Motor Trend|October 2020
Remember when a car meant freedom?
''If the car was invented today and we said this consumer product will improve mobility and productivity, but … it will kill 33,000 people a year in America, do you think the government would approve it for sale?”
Angus MacKenzie

Volvo senior safety engineer Thomas Broberg’s its decision to restrict the top speed of all its vehicles to 112 mph.

I first came across this institutional mindset 30 years ago, when I interviewed Pehr Gyllenhammar, author, economist, lawyer, and, at the time, chairman of the board of AB Volvo. “We are not a luxury car producer,” declaimed Gyllenhammar bluntly. The smiles of the Volvo PR flacks became instantly fixed, brittle. The color drained from their faces. The Volvo chairman was happy to elaborate: “We design cars with high specification, but we are not in the luxury class as we define it, that is competing on price levels with the more expensive Mercedes-Benz and BMW models.”

Gyllenhammar didn’t care about the auto industry’s sacred cows.
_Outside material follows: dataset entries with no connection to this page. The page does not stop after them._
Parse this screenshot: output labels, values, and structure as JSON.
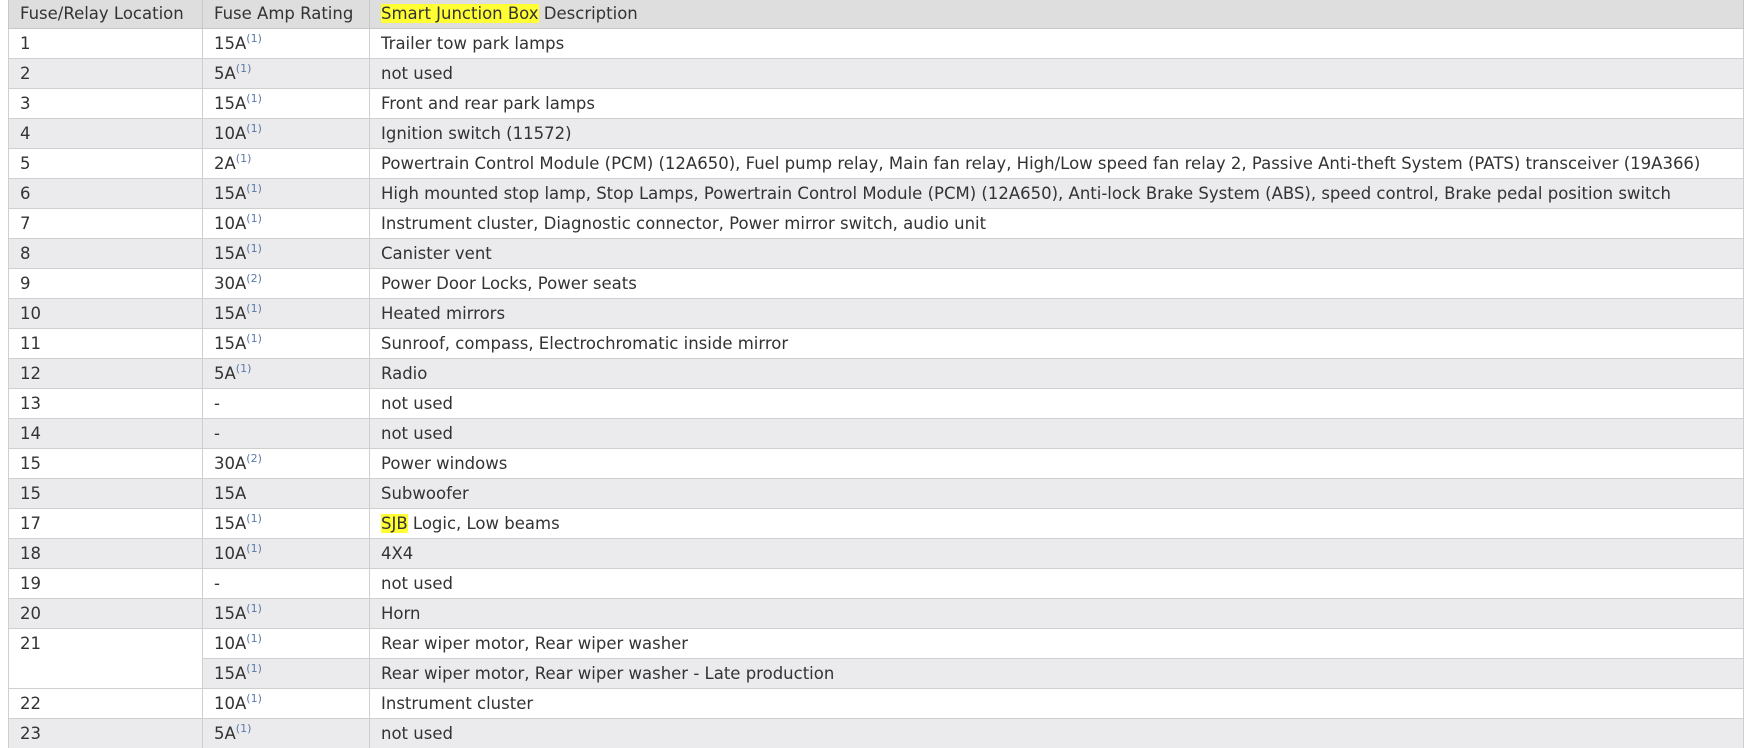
{
  "header": {
    "location": "Fuse/Relay Location",
    "amp": "Fuse Amp Rating",
    "desc_highlight": "Smart Junction Box",
    "desc_rest": " Description"
  },
  "rows": [
    {
      "loc": "1",
      "amp": "15A",
      "note": "(1)",
      "desc": "Trailer tow park lamps"
    },
    {
      "loc": "2",
      "amp": "5A",
      "note": "(1)",
      "desc": "not used"
    },
    {
      "loc": "3",
      "amp": "15A",
      "note": "(1)",
      "desc": "Front and rear park lamps"
    },
    {
      "loc": "4",
      "amp": "10A",
      "note": "(1)",
      "desc": "Ignition switch (11572)"
    },
    {
      "loc": "5",
      "amp": "2A",
      "note": "(1)",
      "desc": "Powertrain Control Module (PCM) (12A650), Fuel pump relay, Main fan relay, High/Low speed fan relay 2, Passive Anti-theft System (PATS) transceiver (19A366)"
    },
    {
      "loc": "6",
      "amp": "15A",
      "note": "(1)",
      "desc": "High mounted stop lamp, Stop Lamps, Powertrain Control Module (PCM) (12A650), Anti-lock Brake System (ABS), speed control, Brake pedal position switch"
    },
    {
      "loc": "7",
      "amp": "10A",
      "note": "(1)",
      "desc": "Instrument cluster, Diagnostic connector, Power mirror switch, audio unit"
    },
    {
      "loc": "8",
      "amp": "15A",
      "note": "(1)",
      "desc": "Canister vent"
    },
    {
      "loc": "9",
      "amp": "30A",
      "note": "(2)",
      "desc": "Power Door Locks, Power seats"
    },
    {
      "loc": "10",
      "amp": "15A",
      "note": "(1)",
      "desc": "Heated mirrors"
    },
    {
      "loc": "11",
      "amp": "15A",
      "note": "(1)",
      "desc": "Sunroof, compass, Electrochromatic inside mirror"
    },
    {
      "loc": "12",
      "amp": "5A",
      "note": "(1)",
      "desc": "Radio"
    },
    {
      "loc": "13",
      "amp": "-",
      "note": "",
      "desc": "not used"
    },
    {
      "loc": "14",
      "amp": "-",
      "note": "",
      "desc": "not used"
    },
    {
      "loc": "15",
      "amp": "30A",
      "note": "(2)",
      "desc": "Power windows"
    },
    {
      "loc": "15",
      "amp": "15A",
      "note": "",
      "desc": "Subwoofer"
    },
    {
      "loc": "17",
      "amp": "15A",
      "note": "(1)",
      "desc_highlight": "SJB",
      "desc": " Logic, Low beams"
    },
    {
      "loc": "18",
      "amp": "10A",
      "note": "(1)",
      "desc": "4X4"
    },
    {
      "loc": "19",
      "amp": "-",
      "note": "",
      "desc": "not used"
    },
    {
      "loc": "20",
      "amp": "15A",
      "note": "(1)",
      "desc": "Horn"
    },
    {
      "loc": "21",
      "amp": "10A",
      "note": "(1)",
      "desc": "Rear wiper motor, Rear wiper washer"
    },
    {
      "amp": "15A",
      "note": "(1)",
      "desc": "Rear wiper motor, Rear wiper washer - Late production"
    },
    {
      "loc": "22",
      "amp": "10A",
      "note": "(1)",
      "desc": "Instrument cluster"
    },
    {
      "loc": "23",
      "amp": "5A",
      "note": "(1)",
      "desc": "not used"
    }
  ]
}
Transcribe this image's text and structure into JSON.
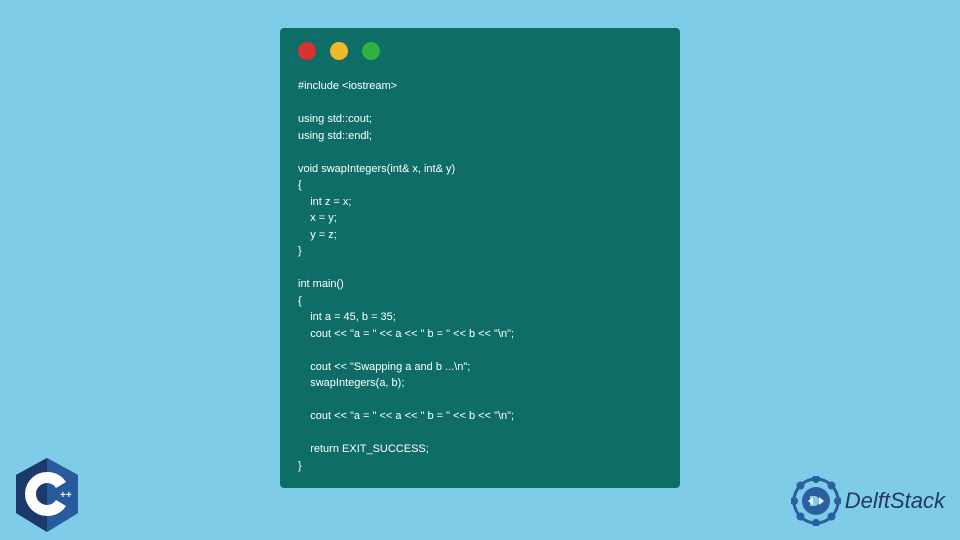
{
  "code": {
    "lines": [
      "#include <iostream>",
      "",
      "using std::cout;",
      "using std::endl;",
      "",
      "void swapIntegers(int& x, int& y)",
      "{",
      "    int z = x;",
      "    x = y;",
      "    y = z;",
      "}",
      "",
      "int main()",
      "{",
      "    int a = 45, b = 35;",
      "    cout << \"a = \" << a << \" b = \" << b << \"\\n\";",
      "",
      "    cout << \"Swapping a and b ...\\n\";",
      "    swapIntegers(a, b);",
      "",
      "    cout << \"a = \" << a << \" b = \" << b << \"\\n\";",
      "",
      "    return EXIT_SUCCESS;",
      "}"
    ]
  },
  "branding": {
    "delftstack_text": "DelftStack"
  },
  "window_controls": {
    "red": "#d9312e",
    "yellow": "#f0b929",
    "green": "#2fb243"
  }
}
I left the interview trying to imagine GM’s Roger B. Smith suggesting private vehicles be banned from traffic-choked inner-city streets, or BMW’s Eberhard von Kuenheim wondering out loud how governments could continue to allow ordinary, unskilled citizens to control a piece of equipment as complicated as a car.


You can read up to 3 premium stories before you subscribe to Magzter GOLD

Log in, if you are already a subscriber


Get unlimited access to thousands of curated premium stories, newspapers and 5,000+ magazines


October 2020